The Chromebooks will continue to have a “core group of extensions” previously evaluated by the IT staff, according to Mr. Kelly. These include Grammarly, Hapara and Sketchpad.

Mr. Kelly described how the IT Department has previously utilized blacklisting, in which only specific extensions are removed. The method was difficult to maintain and there was a “growing concern” for students’ safety that “has sort of hit a tipping point where we can’t manage blacklisting apps securely,” Mr. Kelly stated. The department decided to transition to the current whitelisting: removing all extensions but allowing certain applications for educational purposes.

Many extensions, although they appear to be educational on the surface, collect personal profile data, share data with third parties or send emails on students’ behalf, Mr. Kelly said.

The department has “legal obligations as well as that [they] are here to protect students and help them learn,” Mr. Kelly stated.

LHS students have the option to visit the IT room, room 160, to request certain educational extensions. The department will then evaluate the application’s terms of service to discover if it utilizes the best practices for sharing and collecting data.

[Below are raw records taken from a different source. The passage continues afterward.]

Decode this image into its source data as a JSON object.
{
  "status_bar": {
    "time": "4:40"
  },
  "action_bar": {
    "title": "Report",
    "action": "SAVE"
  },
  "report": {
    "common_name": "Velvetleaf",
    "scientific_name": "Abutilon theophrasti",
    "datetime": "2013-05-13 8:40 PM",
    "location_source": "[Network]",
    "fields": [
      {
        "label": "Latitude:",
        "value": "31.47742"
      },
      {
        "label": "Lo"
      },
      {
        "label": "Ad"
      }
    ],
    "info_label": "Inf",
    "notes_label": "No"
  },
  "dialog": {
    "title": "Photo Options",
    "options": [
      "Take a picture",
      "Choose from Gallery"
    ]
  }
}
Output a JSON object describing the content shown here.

Since the decision to eliminate the extensions, the IT department has received many requests from LHS teachers, especially the international language teachers.

Spanish teacher Mrs. Elaine Schreck heard several complaints from her students on the removal of an extension to add Spanish accent marks or special characters. She contacted the IT department to request the special characters extension and a screenshot application that her students use for Spanish classes.  

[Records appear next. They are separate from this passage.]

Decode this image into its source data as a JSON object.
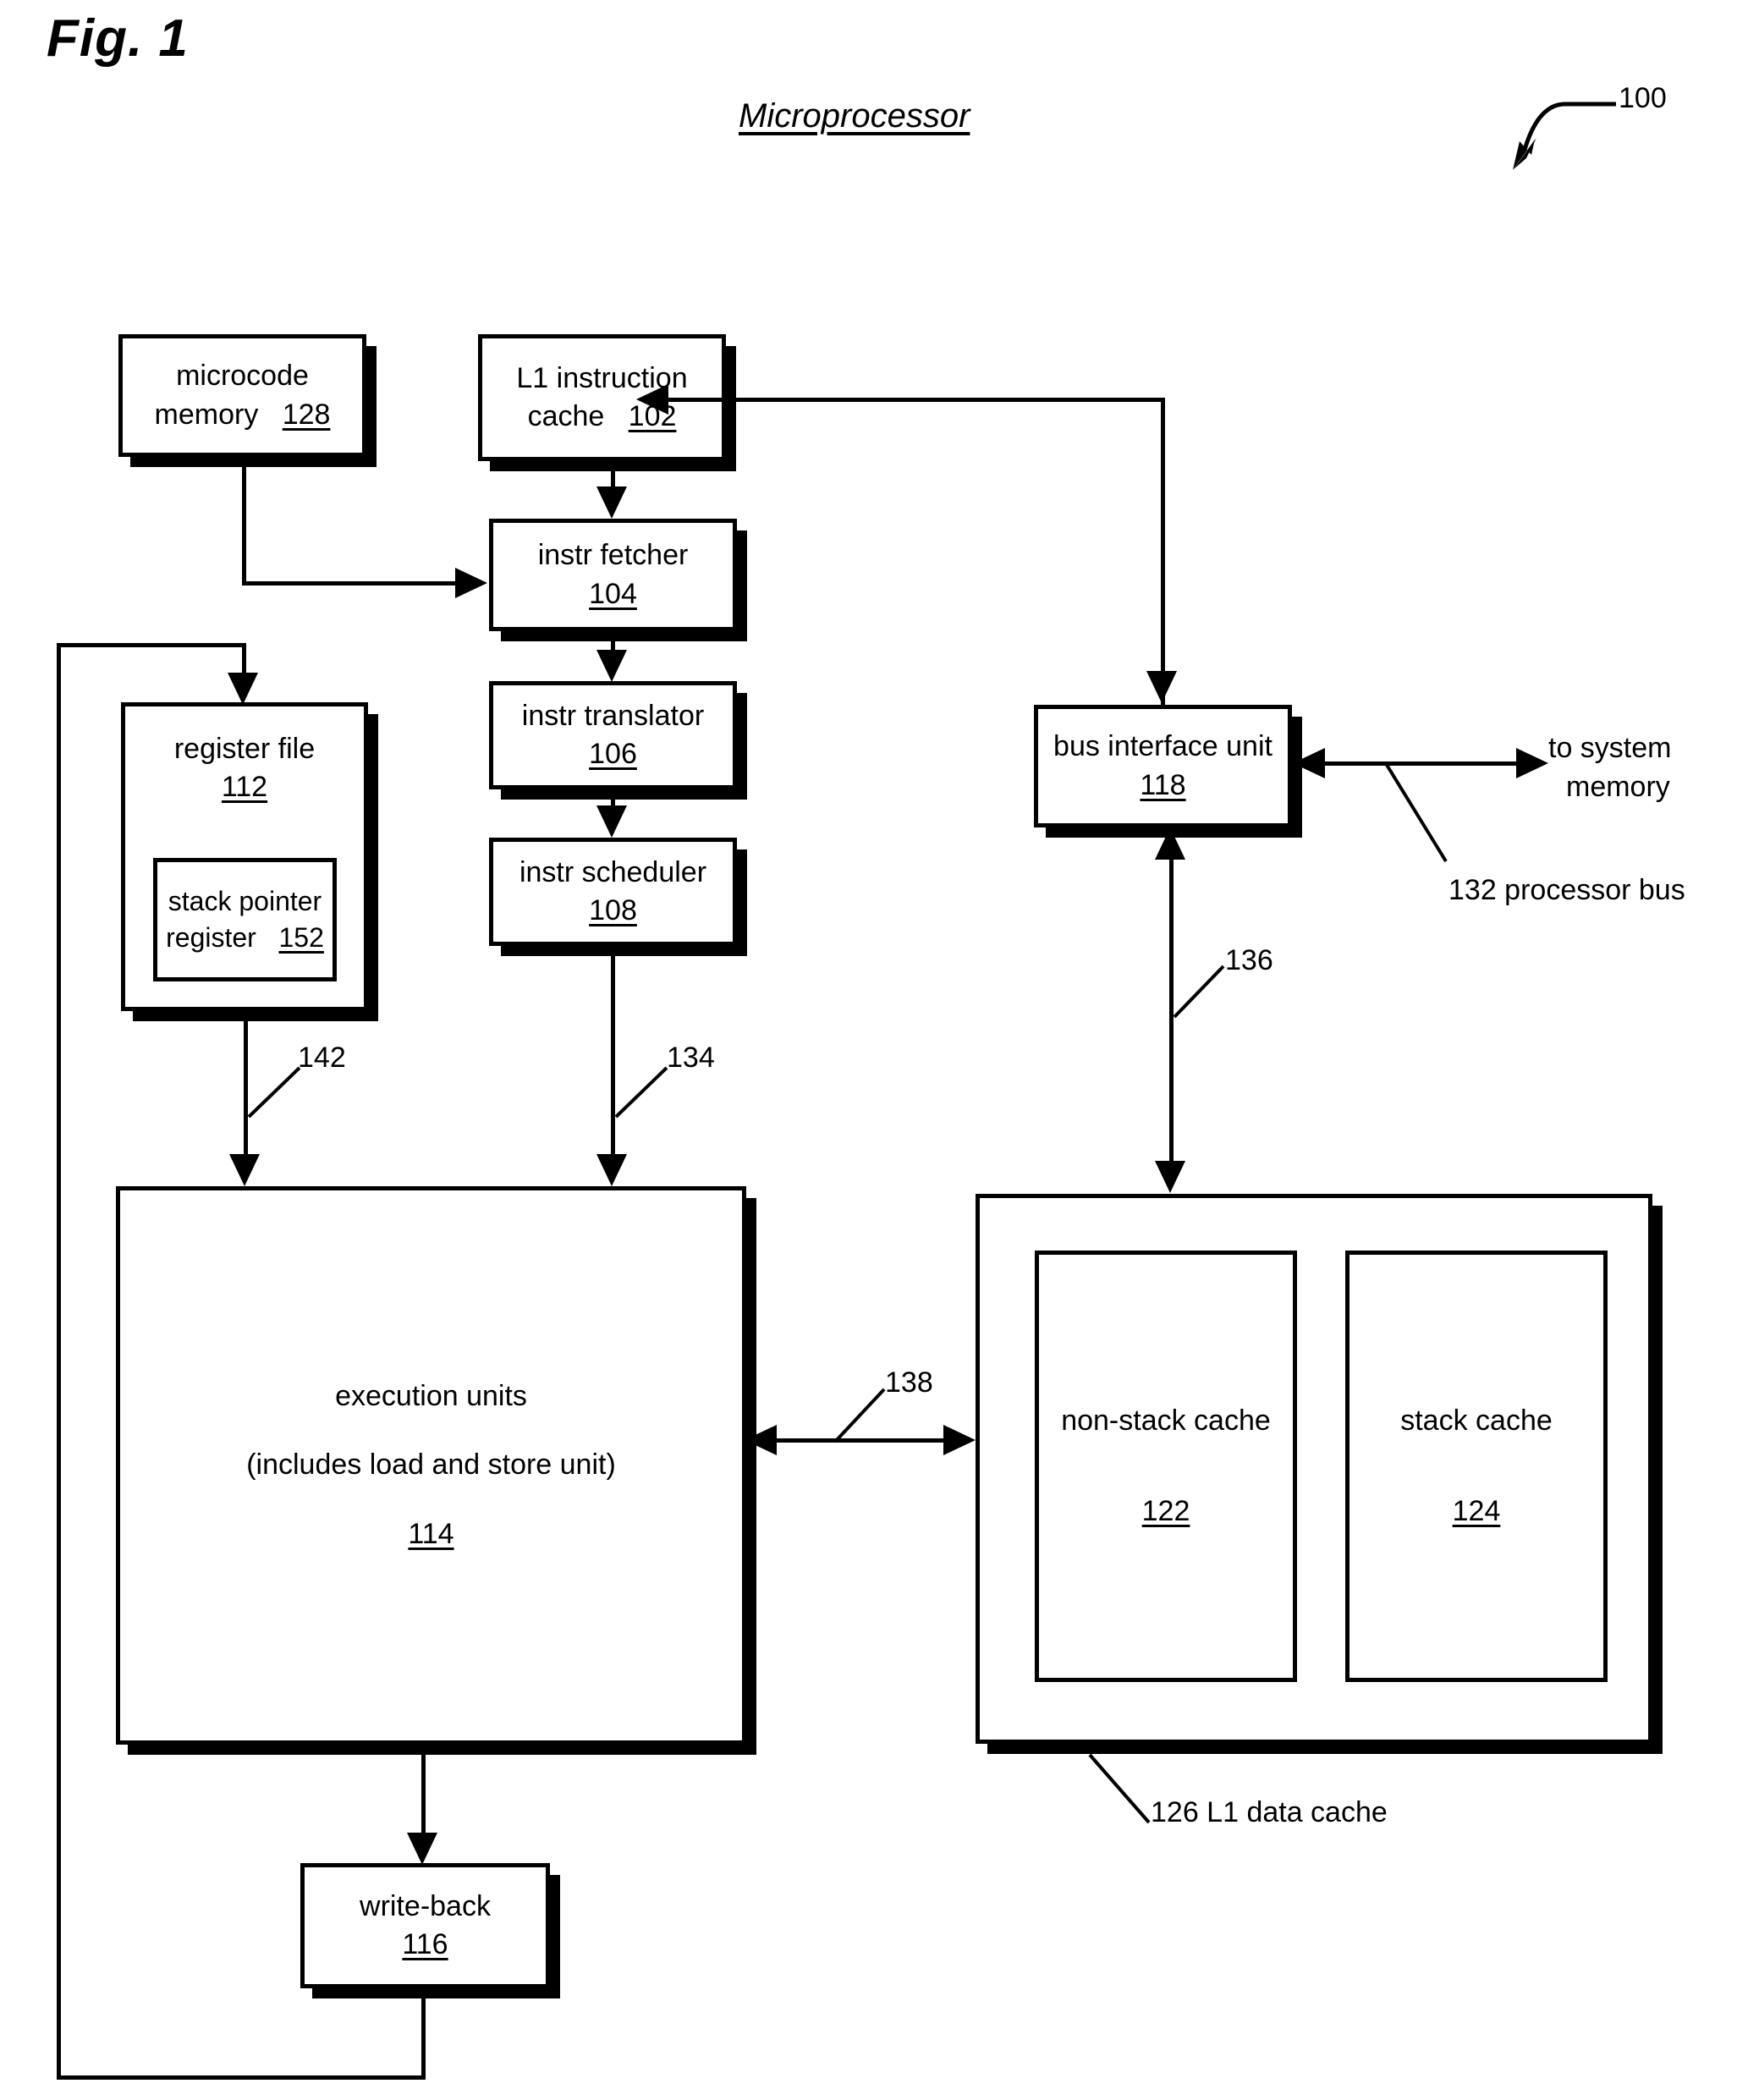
{
  "figure": {
    "label": "Fig. 1",
    "title": "Microprocessor",
    "top_ref": "100"
  },
  "blocks": {
    "microcode_memory": {
      "line1": "microcode",
      "line2": "memory",
      "ref": "128"
    },
    "l1_instruction_cache": {
      "line1": "L1 instruction",
      "line2": "cache",
      "ref": "102"
    },
    "instr_fetcher": {
      "line1": "instr fetcher",
      "ref": "104"
    },
    "instr_translator": {
      "line1": "instr translator",
      "ref": "106"
    },
    "instr_scheduler": {
      "line1": "instr scheduler",
      "ref": "108"
    },
    "register_file": {
      "line1": "register file",
      "ref": "112"
    },
    "stack_pointer_register": {
      "line1": "stack pointer",
      "line2": "register",
      "ref": "152"
    },
    "execution_units": {
      "line1": "execution units",
      "line2": "(includes load and store unit)",
      "ref": "114"
    },
    "write_back": {
      "line1": "write-back",
      "ref": "116"
    },
    "bus_interface_unit": {
      "line1": "bus interface unit",
      "ref": "118"
    },
    "non_stack_cache": {
      "line1": "non-stack cache",
      "ref": "122"
    },
    "stack_cache": {
      "line1": "stack cache",
      "ref": "124"
    },
    "l1_data_cache": {
      "caption": "126  L1 data cache"
    }
  },
  "annotations": {
    "to_system_memory_l1": "to system",
    "to_system_memory_l2": "memory",
    "processor_bus": "132 processor bus",
    "signal_142": "142",
    "signal_134": "134",
    "signal_136": "136",
    "signal_138": "138"
  }
}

Explaining the process, Mrs. Schreck described: “[District IT Manager Temple Murphy] looked into the extension and re-enabled it within 24 hours.”

Many students have expressed concern and disappointment over the removal of their favorite or useful extensions. This includes personal Google themes and the 2048 tile game.

“At first, I was actually really mad about it because [I use] the extension ‘Momentum’ to track my homework assignments,” junior Cayla Slachta recalled.

Students were initially uninformed about the extensions’ removal, so Slachta emailed LHS Principal Dr. Tom Koulentes with her concerns. LHS students and staff have now been updated via email.

Dr. K responded that “Momentum” was eliminated by the IT staff.  The application is one of the many personal theme extensions that collects profile data.

Rather than visiting the IT Department, Slachta created her own solution: she uses her personal account on her Macbook computer to access “Momentum” and other Chrome extensions instead.

The IT Department’s long-term plan is to create a system similar to the previous one, except they will eliminate extensions that will not secure data and are non-educational.  

“We do appreciate the patience we have had from many people and I understand that there’s questions about this and we’ll do our best,” Mr. Kelly said. “But everyone needs to remember this is all about security.”